SOURCE MATERIAL START

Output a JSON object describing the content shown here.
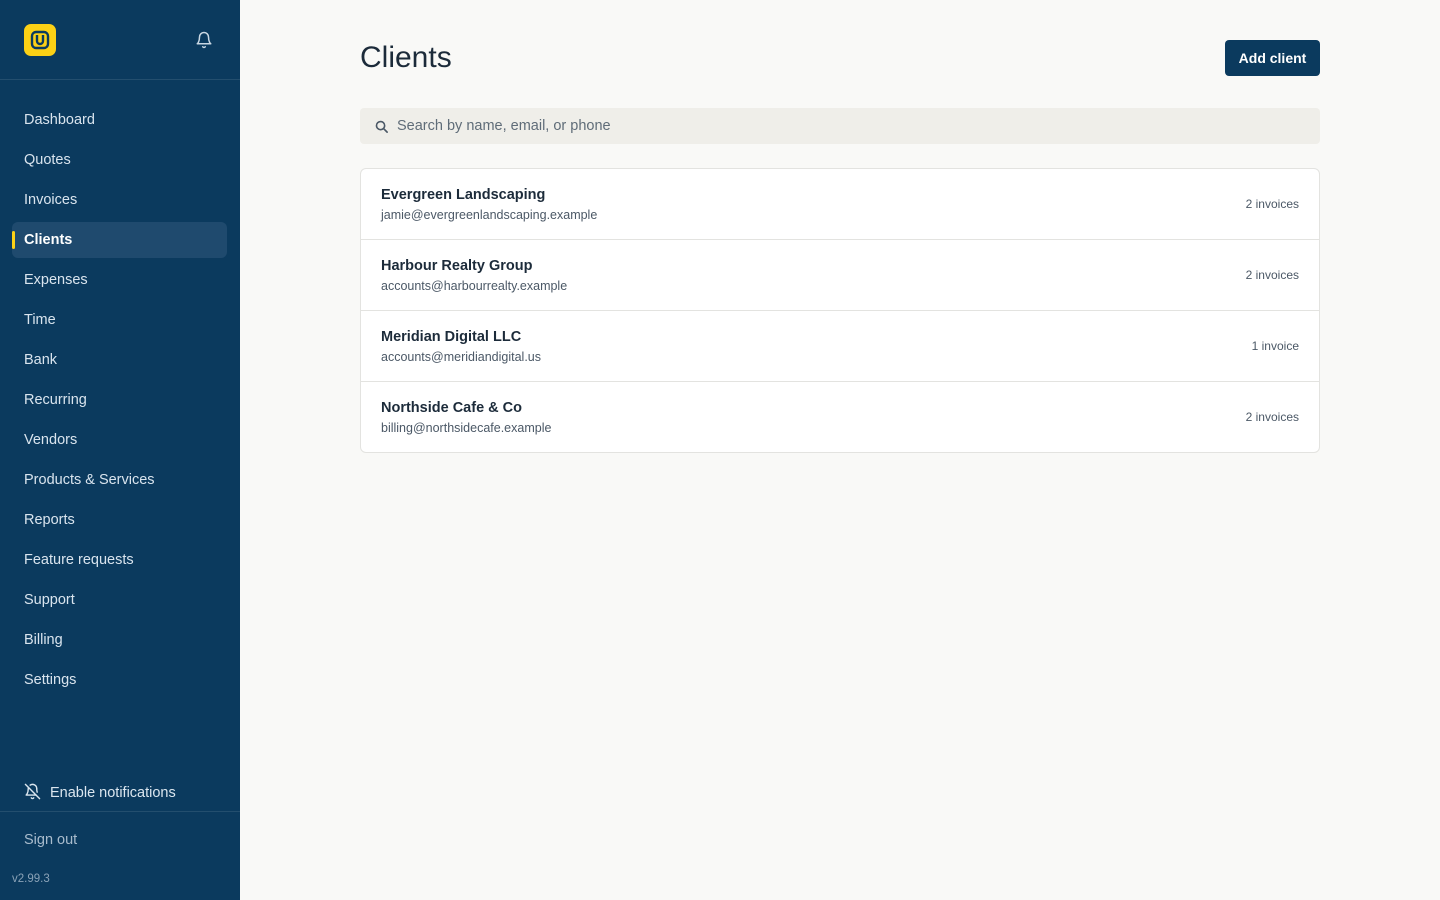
{
  "app": {
    "version": "v2.99.3",
    "colors": {
      "sidebar": "#0b3a5e",
      "accent": "#fcd116",
      "primary_button": "#0b3a5e"
    }
  },
  "sidebar": {
    "logo_icon": "u-logo-icon",
    "bell_icon": "bell-icon",
    "items": [
      {
        "label": "Dashboard",
        "active": false
      },
      {
        "label": "Quotes",
        "active": false
      },
      {
        "label": "Invoices",
        "active": false
      },
      {
        "label": "Clients",
        "active": true
      },
      {
        "label": "Expenses",
        "active": false
      },
      {
        "label": "Time",
        "active": false
      },
      {
        "label": "Bank",
        "active": false
      },
      {
        "label": "Recurring",
        "active": false
      },
      {
        "label": "Vendors",
        "active": false
      },
      {
        "label": "Products & Services",
        "active": false
      },
      {
        "label": "Reports",
        "active": false
      },
      {
        "label": "Feature requests",
        "active": false
      },
      {
        "label": "Support",
        "active": false
      },
      {
        "label": "Billing",
        "active": false
      },
      {
        "label": "Settings",
        "active": false
      }
    ],
    "enable_notifications_label": "Enable notifications",
    "sign_out_label": "Sign out"
  },
  "main": {
    "title": "Clients",
    "add_button_label": "Add client",
    "search": {
      "placeholder": "Search by name, email, or phone",
      "value": ""
    },
    "clients": [
      {
        "name": "Evergreen Landscaping",
        "email": "jamie@evergreenlandscaping.example",
        "invoices": "2 invoices"
      },
      {
        "name": "Harbour Realty Group",
        "email": "accounts@harbourrealty.example",
        "invoices": "2 invoices"
      },
      {
        "name": "Meridian Digital LLC",
        "email": "accounts@meridiandigital.us",
        "invoices": "1 invoice"
      },
      {
        "name": "Northside Cafe & Co",
        "email": "billing@northsidecafe.example",
        "invoices": "2 invoices"
      }
    ]
  }
}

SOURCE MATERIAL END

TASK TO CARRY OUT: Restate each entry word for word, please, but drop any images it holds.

TASK ANSWER:
Output a JSON object describing the content shown here.
{
  "app": {
    "version": "v2.99.3",
    "colors": {
      "sidebar": "#0b3a5e",
      "accent": "#fcd116",
      "primary_button": "#0b3a5e"
    }
  },
  "sidebar": {
    "logo_icon": "u-logo-icon",
    "bell_icon": "bell-icon",
    "items": [
      {
        "label": "Dashboard",
        "active": false
      },
      {
        "label": "Quotes",
        "active": false
      },
      {
        "label": "Invoices",
        "active": false
      },
      {
        "label": "Clients",
        "active": true
      },
      {
        "label": "Expenses",
        "active": false
      },
      {
        "label": "Time",
        "active": false
      },
      {
        "label": "Bank",
        "active": false
      },
      {
        "label": "Recurring",
        "active": false
      },
      {
        "label": "Vendors",
        "active": false
      },
      {
        "label": "Products & Services",
        "active": false
      },
      {
        "label": "Reports",
        "active": false
      },
      {
        "label": "Feature requests",
        "active": false
      },
      {
        "label": "Support",
        "active": false
      },
      {
        "label": "Billing",
        "active": false
      },
      {
        "label": "Settings",
        "active": false
      }
    ],
    "enable_notifications_label": "Enable notifications",
    "sign_out_label": "Sign out"
  },
  "main": {
    "title": "Clients",
    "add_button_label": "Add client",
    "search": {
      "placeholder": "Search by name, email, or phone",
      "value": ""
    },
    "clients": [
      {
        "name": "Evergreen Landscaping",
        "email": "jamie@evergreenlandscaping.example",
        "invoices": "2 invoices"
      },
      {
        "name": "Harbour Realty Group",
        "email": "accounts@harbourrealty.example",
        "invoices": "2 invoices"
      },
      {
        "name": "Meridian Digital LLC",
        "email": "accounts@meridiandigital.us",
        "invoices": "1 invoice"
      },
      {
        "name": "Northside Cafe & Co",
        "email": "billing@northsidecafe.example",
        "invoices": "2 invoices"
      }
    ]
  }
}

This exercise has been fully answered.